thy kingdom stands, and grows for ever,
till all thy creatures own thy sway."
6:11 a.m. ET, September 19, 2022

Dean of Westminster opens Queen's funeral service

The Very Reverend Dr David Hoyle MBE, Dean of Westminster, is opening the Queen's funeral service with a bidding.

"In grief and also in profound thanksgiving we come to this House of God, to a place of prayer, to a church where remembrance and hope are sacred duties," he said.
"Here, where Queen Elizabeth was married and crowned, we gather from across the nation, from the Commonwealth, and from the nations of the world, to mourn our loss, to remember her long life of selfless service, and in sure confidence to commit her to the mercy of God, our maker and redeemer."

"With gratitude we remember her unswerving commitment to a high calling over so many years as Queen and Head of the Commonwealth," he said. "With admiration we recall her life-long sense of duty and dedication to her people. With thanksgiving we praise God for her constant example of Christian faith and devotion. With affection we recall her love for her family and her commitment to the causes she held dear."

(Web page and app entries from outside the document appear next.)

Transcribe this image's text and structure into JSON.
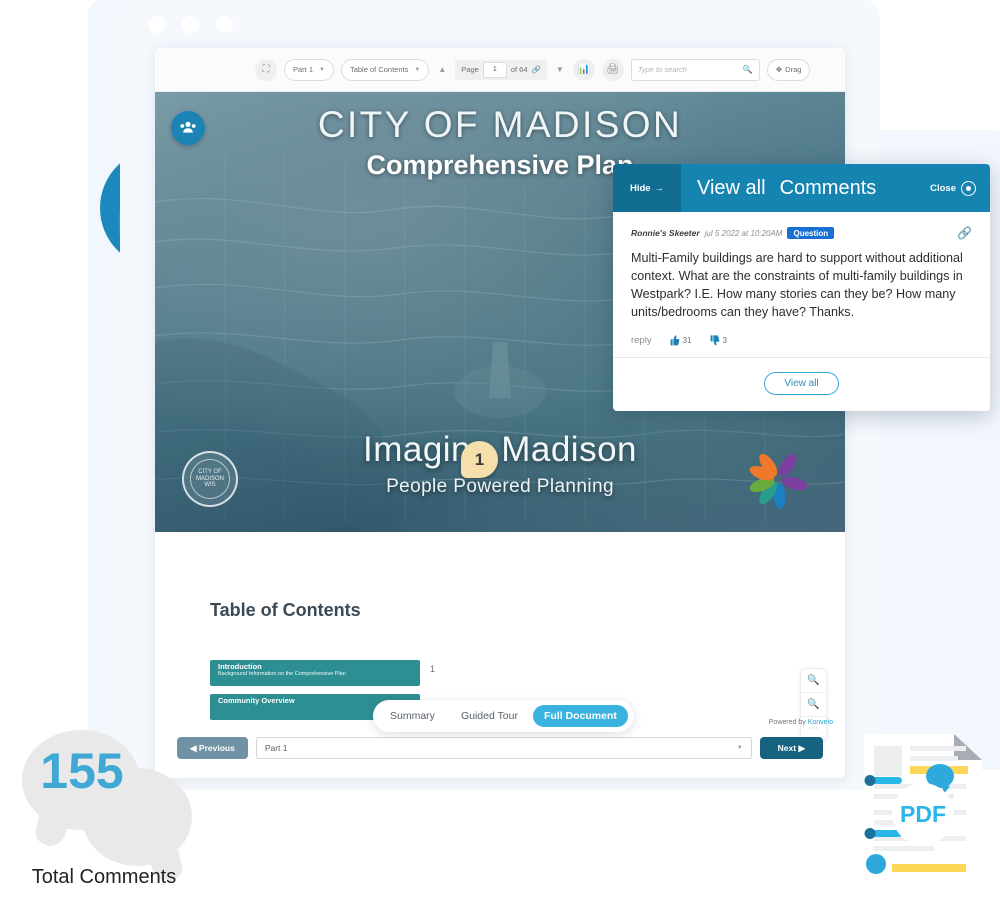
{
  "window": {
    "dots": [
      "dot-1",
      "dot-2",
      "dot-3"
    ]
  },
  "toolbar": {
    "fullscreen_icon": "expand-icon",
    "part_select": "Part 1",
    "section_select": "Table of Contents",
    "prev_page_arrow": "▲",
    "next_page_arrow": "▼",
    "page_label": "Page",
    "page_value": "1",
    "page_total": "of 64",
    "page_link_icon": "link-icon",
    "chart_icon": "chart-icon",
    "print_icon": "print-icon",
    "search_placeholder": "Type to search",
    "search_icon": "search-icon",
    "drag_label": "Drag",
    "drag_icon": "move-icon"
  },
  "people_button": {
    "icon": "people-icon"
  },
  "cover": {
    "title": "CITY OF MADISON",
    "subtitle": "Comprehensive Plan",
    "brand": "Imagine Madison",
    "tagline": "People Powered Planning",
    "seal_text": "CITY OF MADISON WIS",
    "logo": "pinwheel-logo",
    "marker_number": "1"
  },
  "toc": {
    "heading": "Table of Contents",
    "rows": [
      {
        "title": "Introduction",
        "description": "Background Information on the Comprehensive Plan",
        "page": "1"
      },
      {
        "title": "Community Overview",
        "description": "",
        "page": ""
      }
    ]
  },
  "zoom_controls": {
    "zoom_in": "zoom-in-icon",
    "zoom_out": "zoom-out-icon",
    "fit": "fit-icon"
  },
  "powered_by": {
    "prefix": "Powered by ",
    "brand": "Konveio"
  },
  "mode_tabs": [
    {
      "label": "Summary",
      "active": false
    },
    {
      "label": "Guided Tour",
      "active": false
    },
    {
      "label": "Full Document",
      "active": true
    }
  ],
  "bottom_nav": {
    "previous": "◀ Previous",
    "part_value": "Part 1",
    "next": "Next ▶"
  },
  "comments_panel": {
    "hide_label": "Hide",
    "hide_icon": "arrow-right-icon",
    "view_all_tab": "View all",
    "comments_tab": "Comments",
    "close_label": "Close",
    "close_icon": "close-circle-icon",
    "comment": {
      "author": "Ronnie's Skeeter",
      "date": "jul 5 2022 at 10:20AM",
      "badge": "Question",
      "link_icon": "link-icon",
      "text": "Multi-Family buildings are hard to support without additional context. What are the constraints of multi-family buildings in Westpark? I.E. How many stories can they be? How many units/bedrooms can they have? Thanks.",
      "reply_label": "reply",
      "thumbs_up_icon": "thumbs-up-icon",
      "thumbs_up_count": "31",
      "thumbs_down_icon": "thumbs-down-icon",
      "thumbs_down_count": "3"
    },
    "view_all_button": "View all"
  },
  "stat": {
    "count": "155",
    "label": "Total Comments"
  },
  "pdf_graphic": {
    "label": "PDF"
  },
  "colors": {
    "accent_blue": "#1684b0",
    "light_blue": "#3fa8d4",
    "teal": "#2d8f92",
    "dark_teal": "#17627f",
    "badge_blue": "#1a6fd4",
    "marker_cream": "#f6dfaa",
    "yellow": "#fcd757"
  }
}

"Now, in silence, let us in our hearts and minds recall our many reasons for thanksgiving, pray for all members of her family, and commend Queen Elizabeth to the care and keeping of almighty God."
6:10 a.m. ET, September 19, 2022

These are the medals worn by King Charles III

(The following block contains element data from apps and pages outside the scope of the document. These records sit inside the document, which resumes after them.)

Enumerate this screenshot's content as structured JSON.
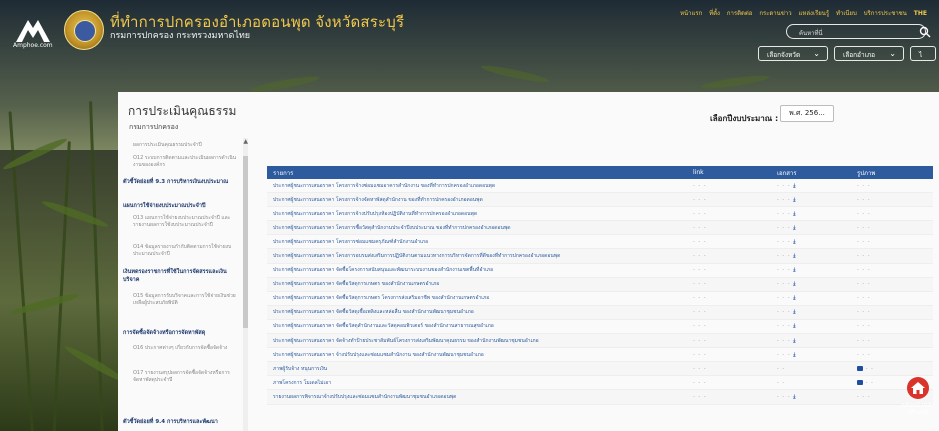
{
  "header": {
    "logo_text": "Amphoe.com",
    "title": "ที่ทำการปกครองอำเภอดอนพุด จังหวัดสระบุรี",
    "subtitle": "กรมการปกครอง กระทรวงมหาดไทย",
    "top_links": [
      "หน้าแรก",
      "ที่ตั้ง",
      "การติดต่อ",
      "กระดานข่าว",
      "แหล่งเรียนรู้",
      "ทำเนียบ",
      "บริการประชาชน",
      "THE"
    ],
    "search_placeholder": "ค้นหาที่นี่",
    "province_select": "เลือกจังหวัด",
    "district_select": "เลือกอำเภอ",
    "extra_button": "ไ"
  },
  "card": {
    "title": "การประเมินคุณธรรม",
    "subtitle": "กรมการปกครอง",
    "year_label": "เลือกปีงบประมาณ :",
    "year_value": "พ.ศ. 256..."
  },
  "sidebar": {
    "items": [
      {
        "type": "item",
        "text": "ผลการประเมินคุณธรรมประจำปี"
      },
      {
        "type": "item",
        "text": "O12 ระบบการติดตามและประเมินผลการดำเนินงานขององค์กร"
      },
      {
        "type": "head",
        "text": "ตัวชี้วัดย่อยที่ 9.3 การบริหารเงินงบประมาณ"
      },
      {
        "type": "head",
        "text": "แผนการใช้จ่ายงบประมาณประจำปี"
      },
      {
        "type": "item",
        "text": "O13 แผนการใช้จ่ายงบประมาณประจำปี และรายงานผลการใช้งบประมาณประจำปี"
      },
      {
        "type": "item",
        "text": "O14 ข้อมูลรายงานกำกับติดตามการใช้จ่ายงบประมาณประจำปี"
      },
      {
        "type": "head",
        "text": "เงินทดรองราชการที่ใช้ในการจัดสรรและเงินบริจาค"
      },
      {
        "type": "item",
        "text": "O15 ข้อมูลการรับบริจาคและการใช้จ่ายเงินช่วยเหลือผู้ประสบภัยพิบัติ"
      },
      {
        "type": "head",
        "text": "การจัดซื้อจัดจ้างหรือการจัดหาพัสดุ"
      },
      {
        "type": "item",
        "text": "O16 ประกาศต่างๆ เกี่ยวกับการจัดซื้อจัดจ้าง"
      },
      {
        "type": "item",
        "text": "O17 รายงานสรุปผลการจัดซื้อจัดจ้างหรือการจัดหาพัสดุประจำปี"
      },
      {
        "type": "head",
        "text": "ตัวชี้วัดย่อยที่ 9.4 การบริหารและพัฒนา"
      }
    ]
  },
  "table": {
    "headers": [
      "รายการ",
      "link",
      "เอกสาร",
      "รูปภาพ"
    ],
    "rows": [
      {
        "name": "ประกาศผู้ชนะการเสนอราคา โครงการจ้างซ่อมแซมอาคารสำนักงาน ของที่ทำการปกครองอำเภอดอนพุด",
        "link": "- - -",
        "doc": "dl",
        "img": "- - -"
      },
      {
        "name": "ประกาศผู้ชนะการเสนอราคา โครงการจ้างจัดหาพัสดุสำนักงาน ของที่ทำการปกครองอำเภอดอนพุด",
        "link": "- - -",
        "doc": "dl",
        "img": "- - -"
      },
      {
        "name": "ประกาศผู้ชนะการเสนอราคา โครงการจ้างปรับปรุงห้องปฏิบัติงานที่ทำการปกครองอำเภอดอนพุด",
        "link": "- - -",
        "doc": "dl",
        "img": "- - -"
      },
      {
        "name": "ประกาศผู้ชนะการเสนอราคา โครงการซื้อวัสดุสำนักงานประจำปีงบประมาณ ของที่ทำการปกครองอำเภอดอนพุด",
        "link": "- - -",
        "doc": "dl",
        "img": "- - -"
      },
      {
        "name": "ประกาศผู้ชนะการเสนอราคา โครงการซ่อมแซมครุภัณฑ์สำนักงานอำเภอ",
        "link": "- - -",
        "doc": "dl",
        "img": "- - -"
      },
      {
        "name": "ประกาศผู้ชนะการเสนอราคา โครงการอบรมส่งเสริมการปฏิบัติงานตามแนวทางการบริหารจัดการที่ดีของที่ทำการปกครองอำเภอดอนพุด",
        "link": "- - -",
        "doc": "dl",
        "img": "- - -"
      },
      {
        "name": "ประกาศผู้ชนะการเสนอราคา จัดซื้อโครงการสนับสนุนและพัฒนาระบบงานของสำนักงานเขตพื้นที่อำเภอ",
        "link": "- - -",
        "doc": "dl",
        "img": "- - -"
      },
      {
        "name": "ประกาศผู้ชนะการเสนอราคา จัดซื้อวัสดุการเกษตร ของสำนักงานเกษตรอำเภอ",
        "link": "- - -",
        "doc": "dl",
        "img": "- - -"
      },
      {
        "name": "ประกาศผู้ชนะการเสนอราคา จัดซื้อวัสดุการเกษตร โครงการส่งเสริมอาชีพ ของสำนักงานเกษตรอำเภอ",
        "link": "- - -",
        "doc": "dl",
        "img": "- - -"
      },
      {
        "name": "ประกาศผู้ชนะการเสนอราคา จัดซื้อวัสดุเชื้อเพลิงและหล่อลื่น ของสำนักงานพัฒนาชุมชนอำเภอ",
        "link": "- - -",
        "doc": "dl",
        "img": "- - -"
      },
      {
        "name": "ประกาศผู้ชนะการเสนอราคา จัดซื้อวัสดุสำนักงานและวัสดุคอมพิวเตอร์ ของสำนักงานสาธารณสุขอำเภอ",
        "link": "- - -",
        "doc": "dl",
        "img": "- - -"
      },
      {
        "name": "ประกาศผู้ชนะการเสนอราคา จัดจ้างทำป้ายประชาสัมพันธ์โครงการส่งเสริมพัฒนาคุณธรรม ของสำนักงานพัฒนาชุมชนอำเภอ",
        "link": "- - -",
        "doc": "dl",
        "img": "- - -"
      },
      {
        "name": "ประกาศผู้ชนะการเสนอราคา จ้างปรับปรุงและซ่อมแซมสำนักงาน ของสำนักงานพัฒนาชุมชนอำเภอ",
        "link": "- - -",
        "doc": "dl",
        "img": "- - -"
      },
      {
        "name": "ภาพผู้รับจ้าง หนุนการเงิน",
        "link": "- - -",
        "doc": "- -",
        "img": "pc"
      },
      {
        "name": "ภาพโครงการ โมเดลไม่เอา",
        "link": "- - -",
        "doc": "- -",
        "img": "pc"
      },
      {
        "name": "รายงานผลการพิจารณาจ้างปรับปรุงและซ่อมแซมสำนักงานพัฒนาชุมชนอำเภอดอนพุด",
        "link": "- - -",
        "doc": "dl",
        "img": "- - -"
      }
    ]
  },
  "home": {
    "label": "กลับหน้าหลัก (อำเภอ)"
  },
  "colors": {
    "accent": "#2d5b9e",
    "title_gold": "#f2c94c",
    "home_red": "#d9342b"
  }
}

From CNN’s Max Foster and Lauren Said-Moorhouse

(Hannah McKay/Pool/Reuters)
(Hannah McKay/Pool/Reuters)

King Charles is wearing a Royal Navy no. 1 tailcoat with a sword.

His military uniform includes the following medals:

  • Queen’s Service Order (New Zealand)
  • Coronation Medal
  • Silver Jubilee Medal
  • Golden Jubilee Medal
  • Diamond Jubilee Medal
  • Platinum Jubilee Medal
  • Naval Long Service Good Conduct
  • Canadian Forces Decoration
  • The New Zealand Commemorative Medal
  • The New Zealand Armed Forces Award.
6:43 a.m. ET, September 19, 2022

Elizabeth II is carried through Westminster Abbey, followed by her family

(Jack Hill/Pool/AFP via Getty Images)
(Jack Hill/Pool/AFP via Getty Images)

A choir sings as Elizabeth II's coffin is carried down the aisle of Westminster Abbey.

King Charles III, Princes Andrew and Edward, and Princess Anne are following their mother towards the front of the abbey.

They are joined by several of the Queen's other descendants, including Princes William and Harry.

Camilla, the Queen Consort, Sophie, Countess of Wessex, Catherine, Princess of Wales, Prince George, Princess Charlotte, Meghan, Duchess of Sussex, The Duke of Kent and Prince Michael of Kent have joined the royal procession behind the coffin as it makes it way through the abbey.

Watch the moment here:

5:58 a.m. ET, September 19, 2022

Elizabeth II's coffin carried into Westminster Abbey

The Queen's coffin is being carried into Westminster Abbey after a short procession from the Westminster Hall, where it lay in state.

Elizabeth II's funeral service is beginning.

5:55 a.m. ET, September 19, 2022

Queen's coffin approaches Westminster Abbey

From CNN’s Max Foster and Lauren Said-Moorhouse

Waiting for the Queen’s coffin in Parliament Square is a tri-service honor guard of three officers and 53 rank-and-file from each service with colours draped. It is accompanied by a Band of the Royal Marines with Drums draped and muffled.

In a few moments, the coffin will enter Westminster Abbey and the service will begin